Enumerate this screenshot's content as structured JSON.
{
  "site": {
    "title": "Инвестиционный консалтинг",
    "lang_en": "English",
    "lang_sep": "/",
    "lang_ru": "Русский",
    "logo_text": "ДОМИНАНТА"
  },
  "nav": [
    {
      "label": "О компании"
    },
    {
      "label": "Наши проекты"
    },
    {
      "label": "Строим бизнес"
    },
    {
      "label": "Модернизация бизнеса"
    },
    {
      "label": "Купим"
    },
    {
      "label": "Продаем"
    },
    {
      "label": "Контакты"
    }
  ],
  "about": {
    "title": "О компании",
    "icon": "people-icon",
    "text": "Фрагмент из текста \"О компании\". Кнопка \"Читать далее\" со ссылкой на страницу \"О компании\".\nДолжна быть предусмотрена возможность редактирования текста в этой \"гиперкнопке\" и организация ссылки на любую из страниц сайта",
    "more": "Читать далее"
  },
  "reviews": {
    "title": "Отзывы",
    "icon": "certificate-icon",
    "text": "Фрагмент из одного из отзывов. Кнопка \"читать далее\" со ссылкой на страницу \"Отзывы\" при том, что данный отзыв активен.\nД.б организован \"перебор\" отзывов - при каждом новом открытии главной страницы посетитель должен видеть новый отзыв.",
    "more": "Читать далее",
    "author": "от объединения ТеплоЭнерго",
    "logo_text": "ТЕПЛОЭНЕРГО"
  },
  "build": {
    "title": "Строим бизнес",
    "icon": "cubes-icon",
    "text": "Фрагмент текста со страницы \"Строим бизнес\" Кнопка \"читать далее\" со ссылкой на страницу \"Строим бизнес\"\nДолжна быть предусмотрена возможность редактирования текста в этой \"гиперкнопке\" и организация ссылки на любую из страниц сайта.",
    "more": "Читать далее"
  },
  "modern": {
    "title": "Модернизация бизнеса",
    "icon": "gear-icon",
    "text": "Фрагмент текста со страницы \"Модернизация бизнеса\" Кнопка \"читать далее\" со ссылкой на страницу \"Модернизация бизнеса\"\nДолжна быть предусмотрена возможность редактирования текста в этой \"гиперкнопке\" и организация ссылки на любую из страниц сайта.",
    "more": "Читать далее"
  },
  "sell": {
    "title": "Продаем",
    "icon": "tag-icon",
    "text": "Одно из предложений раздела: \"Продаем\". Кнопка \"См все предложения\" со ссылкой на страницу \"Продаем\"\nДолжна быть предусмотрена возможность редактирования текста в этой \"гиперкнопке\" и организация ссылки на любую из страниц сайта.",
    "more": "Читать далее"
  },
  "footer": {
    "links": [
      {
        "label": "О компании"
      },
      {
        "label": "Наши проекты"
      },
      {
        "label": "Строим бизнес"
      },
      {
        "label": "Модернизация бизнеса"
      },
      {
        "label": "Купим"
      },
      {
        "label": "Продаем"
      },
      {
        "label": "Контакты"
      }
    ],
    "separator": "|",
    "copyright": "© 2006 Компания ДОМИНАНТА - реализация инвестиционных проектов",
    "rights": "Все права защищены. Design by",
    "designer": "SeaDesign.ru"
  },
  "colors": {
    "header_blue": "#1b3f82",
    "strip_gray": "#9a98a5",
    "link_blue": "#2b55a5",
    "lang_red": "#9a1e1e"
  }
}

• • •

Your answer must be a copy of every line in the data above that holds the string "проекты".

### Solution for this task
      "label": "Наши проекты"
        "label": "Наши проекты"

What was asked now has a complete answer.